I’m proud to call myself a runner, and I’m proud every time I finish a race, whether it be 800 meters or 6 miles. I’m proud of the technique I have developed in running different distances, a technique that works.

Not every run leaves me feeling fulfilled, and every time that I leave without satisfaction just leaves me hungry for more; I know that I’ll do better next time.

And racing. Racing is stressful, and sometimes I wish that I hadn’t signed up for it, but once I’ve started, I fly. I dodge and zigzag through and pass people, some races more than others. When it’s track or cross country, my peers, I waste a little energy whispering “good job” as I pass, because every runner, even my competitors, is my team. I’m not different to them, and they’re not different to me. We’re simply all runners. We all love it, and we all spent a heck of a lot of ourselves getting to where we got.

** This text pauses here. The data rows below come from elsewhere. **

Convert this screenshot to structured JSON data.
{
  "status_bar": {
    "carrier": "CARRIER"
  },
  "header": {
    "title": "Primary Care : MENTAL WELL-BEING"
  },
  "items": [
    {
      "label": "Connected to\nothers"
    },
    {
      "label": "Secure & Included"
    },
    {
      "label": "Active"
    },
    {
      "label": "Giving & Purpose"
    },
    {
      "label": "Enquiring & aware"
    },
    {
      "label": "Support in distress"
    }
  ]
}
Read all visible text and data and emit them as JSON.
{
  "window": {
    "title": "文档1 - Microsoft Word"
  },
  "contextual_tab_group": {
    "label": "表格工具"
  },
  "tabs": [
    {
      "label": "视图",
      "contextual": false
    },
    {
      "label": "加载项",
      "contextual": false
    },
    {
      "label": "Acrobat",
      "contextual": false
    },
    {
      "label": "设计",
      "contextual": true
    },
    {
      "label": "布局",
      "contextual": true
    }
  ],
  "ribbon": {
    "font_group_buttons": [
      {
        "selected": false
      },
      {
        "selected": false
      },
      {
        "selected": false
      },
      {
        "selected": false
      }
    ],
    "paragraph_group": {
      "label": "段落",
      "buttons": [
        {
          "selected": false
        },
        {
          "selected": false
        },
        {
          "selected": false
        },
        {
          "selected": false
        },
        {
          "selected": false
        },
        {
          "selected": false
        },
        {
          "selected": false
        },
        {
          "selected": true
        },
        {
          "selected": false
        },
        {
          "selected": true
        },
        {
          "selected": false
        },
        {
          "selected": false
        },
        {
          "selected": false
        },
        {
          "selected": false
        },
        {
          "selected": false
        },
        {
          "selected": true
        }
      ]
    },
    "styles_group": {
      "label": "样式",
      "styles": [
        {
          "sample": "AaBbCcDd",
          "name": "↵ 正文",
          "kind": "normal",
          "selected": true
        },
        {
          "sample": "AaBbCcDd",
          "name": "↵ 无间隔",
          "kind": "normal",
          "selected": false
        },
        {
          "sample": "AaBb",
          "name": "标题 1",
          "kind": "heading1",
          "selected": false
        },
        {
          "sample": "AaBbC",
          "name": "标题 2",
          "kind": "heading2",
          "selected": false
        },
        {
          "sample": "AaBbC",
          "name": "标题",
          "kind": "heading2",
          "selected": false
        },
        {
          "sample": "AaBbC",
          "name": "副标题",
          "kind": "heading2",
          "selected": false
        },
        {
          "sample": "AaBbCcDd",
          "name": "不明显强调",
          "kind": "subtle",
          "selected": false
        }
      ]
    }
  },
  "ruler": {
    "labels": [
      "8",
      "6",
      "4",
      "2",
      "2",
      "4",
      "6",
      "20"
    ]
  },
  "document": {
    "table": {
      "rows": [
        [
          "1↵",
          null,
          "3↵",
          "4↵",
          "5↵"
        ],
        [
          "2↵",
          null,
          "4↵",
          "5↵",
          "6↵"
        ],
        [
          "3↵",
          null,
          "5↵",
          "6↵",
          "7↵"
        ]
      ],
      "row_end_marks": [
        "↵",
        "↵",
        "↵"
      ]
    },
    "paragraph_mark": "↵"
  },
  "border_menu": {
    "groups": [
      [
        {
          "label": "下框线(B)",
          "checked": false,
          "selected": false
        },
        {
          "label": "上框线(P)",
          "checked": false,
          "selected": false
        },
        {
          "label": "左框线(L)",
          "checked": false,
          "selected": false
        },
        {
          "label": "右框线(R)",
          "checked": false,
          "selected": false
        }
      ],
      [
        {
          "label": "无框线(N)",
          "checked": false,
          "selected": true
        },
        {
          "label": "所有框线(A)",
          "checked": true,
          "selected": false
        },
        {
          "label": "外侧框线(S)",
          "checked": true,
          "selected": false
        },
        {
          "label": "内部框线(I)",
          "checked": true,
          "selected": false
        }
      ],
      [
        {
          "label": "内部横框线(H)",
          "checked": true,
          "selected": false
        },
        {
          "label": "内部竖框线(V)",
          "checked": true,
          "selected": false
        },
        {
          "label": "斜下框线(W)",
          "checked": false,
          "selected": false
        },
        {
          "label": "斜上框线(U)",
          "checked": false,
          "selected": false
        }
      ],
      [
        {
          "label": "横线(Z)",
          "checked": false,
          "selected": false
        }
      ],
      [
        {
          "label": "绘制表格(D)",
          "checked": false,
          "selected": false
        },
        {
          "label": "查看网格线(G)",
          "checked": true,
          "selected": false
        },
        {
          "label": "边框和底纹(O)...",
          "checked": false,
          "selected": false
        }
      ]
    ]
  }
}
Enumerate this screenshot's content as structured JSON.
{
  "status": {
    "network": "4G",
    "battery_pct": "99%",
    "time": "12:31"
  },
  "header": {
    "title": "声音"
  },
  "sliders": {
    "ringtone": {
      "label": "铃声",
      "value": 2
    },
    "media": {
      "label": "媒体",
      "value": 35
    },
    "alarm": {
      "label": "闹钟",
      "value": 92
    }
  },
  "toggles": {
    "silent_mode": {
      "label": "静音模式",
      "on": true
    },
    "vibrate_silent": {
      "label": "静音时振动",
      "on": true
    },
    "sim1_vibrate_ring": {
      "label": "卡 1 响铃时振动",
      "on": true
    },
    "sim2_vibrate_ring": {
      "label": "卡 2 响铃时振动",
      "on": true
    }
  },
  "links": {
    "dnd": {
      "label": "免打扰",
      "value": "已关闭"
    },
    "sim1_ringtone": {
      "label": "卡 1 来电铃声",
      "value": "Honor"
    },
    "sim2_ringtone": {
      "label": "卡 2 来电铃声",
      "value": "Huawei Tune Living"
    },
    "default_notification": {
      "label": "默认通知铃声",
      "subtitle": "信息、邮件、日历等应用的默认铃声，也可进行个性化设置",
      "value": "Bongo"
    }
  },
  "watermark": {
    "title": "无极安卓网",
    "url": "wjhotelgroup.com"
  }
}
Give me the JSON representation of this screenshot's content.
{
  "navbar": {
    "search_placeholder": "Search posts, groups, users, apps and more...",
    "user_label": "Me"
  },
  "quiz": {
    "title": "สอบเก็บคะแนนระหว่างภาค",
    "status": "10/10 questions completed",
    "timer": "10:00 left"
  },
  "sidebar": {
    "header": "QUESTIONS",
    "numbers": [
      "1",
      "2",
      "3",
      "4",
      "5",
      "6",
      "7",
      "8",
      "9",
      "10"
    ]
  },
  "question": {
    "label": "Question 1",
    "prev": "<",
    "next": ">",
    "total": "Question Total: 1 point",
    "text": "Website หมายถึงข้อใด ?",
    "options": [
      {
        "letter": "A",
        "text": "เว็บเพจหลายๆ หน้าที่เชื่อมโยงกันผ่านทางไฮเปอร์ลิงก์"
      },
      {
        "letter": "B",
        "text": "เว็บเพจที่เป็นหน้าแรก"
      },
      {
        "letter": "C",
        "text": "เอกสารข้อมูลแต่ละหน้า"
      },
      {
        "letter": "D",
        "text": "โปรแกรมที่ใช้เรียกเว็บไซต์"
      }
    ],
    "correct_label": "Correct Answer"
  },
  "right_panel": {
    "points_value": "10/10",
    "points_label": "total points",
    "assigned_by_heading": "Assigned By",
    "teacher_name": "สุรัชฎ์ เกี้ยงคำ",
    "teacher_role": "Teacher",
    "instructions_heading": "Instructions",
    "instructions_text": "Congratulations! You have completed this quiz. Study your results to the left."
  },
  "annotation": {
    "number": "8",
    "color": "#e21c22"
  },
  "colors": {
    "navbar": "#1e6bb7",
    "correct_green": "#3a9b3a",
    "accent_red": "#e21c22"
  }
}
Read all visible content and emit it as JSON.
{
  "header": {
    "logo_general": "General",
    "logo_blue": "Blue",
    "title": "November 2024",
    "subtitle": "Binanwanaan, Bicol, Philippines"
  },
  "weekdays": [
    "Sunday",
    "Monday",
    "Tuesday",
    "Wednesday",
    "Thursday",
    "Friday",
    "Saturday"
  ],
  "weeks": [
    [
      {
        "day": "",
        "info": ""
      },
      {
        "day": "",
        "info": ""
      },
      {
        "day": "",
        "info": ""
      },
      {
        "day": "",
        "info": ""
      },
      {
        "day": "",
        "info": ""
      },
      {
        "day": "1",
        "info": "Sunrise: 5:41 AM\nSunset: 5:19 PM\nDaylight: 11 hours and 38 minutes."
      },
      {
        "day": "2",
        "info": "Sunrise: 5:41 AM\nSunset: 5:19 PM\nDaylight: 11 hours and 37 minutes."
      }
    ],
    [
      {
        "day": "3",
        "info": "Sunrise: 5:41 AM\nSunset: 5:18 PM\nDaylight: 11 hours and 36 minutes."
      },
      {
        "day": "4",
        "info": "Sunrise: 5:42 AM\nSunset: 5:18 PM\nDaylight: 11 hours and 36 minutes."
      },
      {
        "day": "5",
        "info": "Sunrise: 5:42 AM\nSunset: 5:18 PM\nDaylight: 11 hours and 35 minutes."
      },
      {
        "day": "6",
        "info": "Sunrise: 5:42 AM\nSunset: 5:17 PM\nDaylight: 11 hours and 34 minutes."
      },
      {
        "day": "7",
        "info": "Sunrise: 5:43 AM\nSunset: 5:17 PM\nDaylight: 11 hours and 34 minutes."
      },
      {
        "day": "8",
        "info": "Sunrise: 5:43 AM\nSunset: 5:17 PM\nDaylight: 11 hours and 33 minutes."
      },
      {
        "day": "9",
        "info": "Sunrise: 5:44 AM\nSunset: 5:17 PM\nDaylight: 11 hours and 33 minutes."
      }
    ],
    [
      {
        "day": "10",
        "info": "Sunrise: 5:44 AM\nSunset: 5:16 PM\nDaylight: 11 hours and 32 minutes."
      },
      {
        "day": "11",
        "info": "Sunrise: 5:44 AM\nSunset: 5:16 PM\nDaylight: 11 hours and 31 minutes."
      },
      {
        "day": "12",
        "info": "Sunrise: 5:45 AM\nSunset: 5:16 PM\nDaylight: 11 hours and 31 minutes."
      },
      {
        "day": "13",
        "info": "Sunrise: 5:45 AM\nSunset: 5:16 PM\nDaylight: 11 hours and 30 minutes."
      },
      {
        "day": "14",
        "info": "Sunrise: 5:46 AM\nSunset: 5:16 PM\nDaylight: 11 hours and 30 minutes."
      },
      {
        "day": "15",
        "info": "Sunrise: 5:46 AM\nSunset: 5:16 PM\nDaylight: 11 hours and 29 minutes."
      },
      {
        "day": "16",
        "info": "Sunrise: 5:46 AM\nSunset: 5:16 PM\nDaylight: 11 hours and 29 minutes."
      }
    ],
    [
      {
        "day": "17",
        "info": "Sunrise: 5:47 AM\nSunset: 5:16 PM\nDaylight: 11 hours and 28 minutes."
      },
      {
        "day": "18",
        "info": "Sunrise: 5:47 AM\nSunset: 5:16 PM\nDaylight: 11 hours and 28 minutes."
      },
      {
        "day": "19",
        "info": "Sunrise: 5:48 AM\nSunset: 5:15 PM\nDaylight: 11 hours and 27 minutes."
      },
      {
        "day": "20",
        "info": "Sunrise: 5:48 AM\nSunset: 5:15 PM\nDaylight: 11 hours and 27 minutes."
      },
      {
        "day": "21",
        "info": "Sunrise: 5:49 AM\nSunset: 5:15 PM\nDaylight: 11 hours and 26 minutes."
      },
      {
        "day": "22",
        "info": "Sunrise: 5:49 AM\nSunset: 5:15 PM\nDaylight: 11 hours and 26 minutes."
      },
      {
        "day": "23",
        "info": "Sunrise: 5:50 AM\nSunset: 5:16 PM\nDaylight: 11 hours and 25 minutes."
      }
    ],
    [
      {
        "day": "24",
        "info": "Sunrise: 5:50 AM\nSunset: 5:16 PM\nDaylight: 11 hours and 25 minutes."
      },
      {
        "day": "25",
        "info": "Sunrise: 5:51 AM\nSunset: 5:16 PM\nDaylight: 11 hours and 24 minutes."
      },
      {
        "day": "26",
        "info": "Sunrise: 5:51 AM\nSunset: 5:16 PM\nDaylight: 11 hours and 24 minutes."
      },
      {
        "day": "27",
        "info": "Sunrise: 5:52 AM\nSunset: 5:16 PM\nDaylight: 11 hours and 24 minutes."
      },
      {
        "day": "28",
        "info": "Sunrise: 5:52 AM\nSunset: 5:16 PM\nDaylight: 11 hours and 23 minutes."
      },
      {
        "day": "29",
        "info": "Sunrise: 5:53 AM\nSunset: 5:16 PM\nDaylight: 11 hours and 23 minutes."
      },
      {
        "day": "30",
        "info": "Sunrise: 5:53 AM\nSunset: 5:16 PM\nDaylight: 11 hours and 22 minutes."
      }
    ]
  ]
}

Running, in a way, reflects TM, and it definitely prepared me. For a year and a half I studied for
an important test without knowing it, and I’m glad I did.